In 1906, British Colonel Percy Fawcett was sent to the Amazon to map the border between Brazil and Bolivia. On the spot, the explorer discovers traces of what he thinks is a very old lost city. This quest will obsess him all his life. In May 1925, after many expeditions, the English explorer Percy Fawcett vanished into the Amazon jungle. Jack, his eldest son, and Raleigh Rimell, his best friend, disappeared with him.
To date, there is no certainty as to the exact fate of the three men. However, in his 2009 book, The Lost City of Z, American journalist David Grann proposed a plausible theory, in addition to providing a detailed account of Fawcett's exploits, which proved the existence of long ago Of an advanced civilization in the heart of the Amazon. The book inspired a film of the same name, "Z" being the nickname that Fawcett had given to his Eldorado.
As soon as the first images, a sequence of hunting to run, one knows in the presence of a sumptuous work. This is not surprising, despite a budget of $ 30 million, a copious but almost derisory amount for this type of productions commanding an epic frame.
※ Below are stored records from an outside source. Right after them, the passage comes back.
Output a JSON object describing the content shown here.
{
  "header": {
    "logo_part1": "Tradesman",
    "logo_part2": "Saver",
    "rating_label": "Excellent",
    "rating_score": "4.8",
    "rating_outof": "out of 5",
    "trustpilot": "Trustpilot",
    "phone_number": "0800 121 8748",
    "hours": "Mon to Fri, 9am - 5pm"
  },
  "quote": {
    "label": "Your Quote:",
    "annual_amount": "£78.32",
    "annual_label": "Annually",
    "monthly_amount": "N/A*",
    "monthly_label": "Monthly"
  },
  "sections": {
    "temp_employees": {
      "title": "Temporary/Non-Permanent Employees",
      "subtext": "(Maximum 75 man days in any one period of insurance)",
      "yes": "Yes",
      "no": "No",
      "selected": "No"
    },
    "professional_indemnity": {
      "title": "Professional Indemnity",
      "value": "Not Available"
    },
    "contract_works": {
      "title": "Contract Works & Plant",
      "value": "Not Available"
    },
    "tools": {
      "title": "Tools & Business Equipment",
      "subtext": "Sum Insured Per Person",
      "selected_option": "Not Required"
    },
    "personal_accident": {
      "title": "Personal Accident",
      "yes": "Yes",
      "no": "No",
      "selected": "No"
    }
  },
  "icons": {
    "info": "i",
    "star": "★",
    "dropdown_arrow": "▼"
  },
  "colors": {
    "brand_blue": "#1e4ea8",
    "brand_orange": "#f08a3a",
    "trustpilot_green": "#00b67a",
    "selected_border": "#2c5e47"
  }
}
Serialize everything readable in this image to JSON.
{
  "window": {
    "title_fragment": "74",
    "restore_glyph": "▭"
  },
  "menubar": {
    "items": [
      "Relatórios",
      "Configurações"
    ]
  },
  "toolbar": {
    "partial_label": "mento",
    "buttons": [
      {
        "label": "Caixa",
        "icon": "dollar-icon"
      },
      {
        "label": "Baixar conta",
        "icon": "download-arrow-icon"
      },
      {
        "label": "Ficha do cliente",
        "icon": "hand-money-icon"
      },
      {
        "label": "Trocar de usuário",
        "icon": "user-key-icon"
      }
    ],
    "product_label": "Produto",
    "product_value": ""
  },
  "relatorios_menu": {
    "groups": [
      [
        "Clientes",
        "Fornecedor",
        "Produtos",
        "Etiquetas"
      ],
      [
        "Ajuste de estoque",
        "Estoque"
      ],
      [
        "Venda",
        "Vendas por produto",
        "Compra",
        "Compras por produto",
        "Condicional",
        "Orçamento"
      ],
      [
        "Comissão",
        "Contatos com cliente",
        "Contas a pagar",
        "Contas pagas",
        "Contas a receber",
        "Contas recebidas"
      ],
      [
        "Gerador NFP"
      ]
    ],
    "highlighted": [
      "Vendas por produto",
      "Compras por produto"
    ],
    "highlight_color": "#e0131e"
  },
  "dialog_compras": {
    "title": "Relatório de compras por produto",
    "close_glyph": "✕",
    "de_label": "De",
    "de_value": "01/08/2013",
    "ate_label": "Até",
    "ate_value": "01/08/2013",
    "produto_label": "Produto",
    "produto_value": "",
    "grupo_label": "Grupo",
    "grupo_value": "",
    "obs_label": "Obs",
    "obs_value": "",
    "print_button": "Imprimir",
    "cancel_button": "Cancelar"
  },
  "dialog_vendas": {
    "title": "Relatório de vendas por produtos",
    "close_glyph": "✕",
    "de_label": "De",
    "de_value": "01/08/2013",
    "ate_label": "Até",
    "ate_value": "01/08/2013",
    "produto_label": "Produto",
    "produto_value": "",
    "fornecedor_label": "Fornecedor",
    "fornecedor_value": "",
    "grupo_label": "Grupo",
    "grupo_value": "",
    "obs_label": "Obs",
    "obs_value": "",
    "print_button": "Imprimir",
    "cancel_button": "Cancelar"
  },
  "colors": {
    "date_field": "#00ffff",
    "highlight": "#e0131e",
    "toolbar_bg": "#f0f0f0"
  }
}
And it is not to mention the financial imperatives of the historical reconstruction that we have before us, opulent without being ostentatious.
No surprise in front of this superb bill, therefore, since it is James Gray who directed The Lost City of Z, in addition to signing the scenario. One of the most talented filmmakers of his generation, Gray, 48, has made his mark with almost all his films Little Odessa, The Yards and We Own the Night, and Two Lovers, splendid criminal ruminations, then sentimental, respectively. To these contemporary narratives succeeded, a chronicle taking place in the New York of the 1920s inspired by the history of the author's grandparents.
If the Lost City of Z sees him revisiting the same historical period, the film nevertheless marks an important turning point in his career. Indeed, it is the first time that it leaves New York and its surroundings for the benefit of England, Bolivia and Brazil.
However, the protagonist of his most recent opus is typical of his cinema. Ridiculed in his time by his peers, Percy Fawcett maintained the course despite the increasing marginality towards which it was pushed. In this, he is not very far from the anti-heroes of the first three films of Gray, all pariahs within their families.
Darkly elegant, The Lost City of Z is the film's most captivating film from a strictly aesthetic point of view. Whether it is confined to starched interiors or unfolds in an infinite verdure, its staging multiplies the abundant pictures, which are magnified by the exquisite light of Darius Khondji (Delicatessen, Love). The intrigue, exciting, is not left out.
Charlie Hunnam (Crimson Peak) embodies Fawcett with conviction, while Sienna Miller (American Sniper) shines as a patient wife, but who does not hesitate to place her husband before his contradictions, who preaches respect for the so-called savage peoples while the notion of equality between men and women escapes him completely.
Indiana Jones without the supernatural, Fitzcarraldo without the madness, The Lost City of Z haunts and dazzles. Of course, the memory of Fitzcarraldo emerges. That of Apocalypse. Now also. And even, in a way, that of the Mission. But the approach that James Gray takes has still something much more stripped.
The director of Two Lovers and The Immigrant, whom we could never have suspected of wanting to dive into a project of this nature, is engulfed in the Amazonian jungle and reveals its hypnotic, captivating nature, Recently made the Colombian filmmaker Ciro Guerra with The Footprint of the Snake. As a result, the characters become almost secondary in this story, even if the filmmaker, who here draws a script from the novel by David Grann, puts forward the obsessive quest of a man whose claims have never been taken Seriously during his lifetime.
Charlie Hunnam, Robert Pattinson (unrecognizable) and Sienna Miller perform well, but the real stars of the film are Darius Khondji, the director of photography, and James Gray, who takes us on a real cinematic adventure.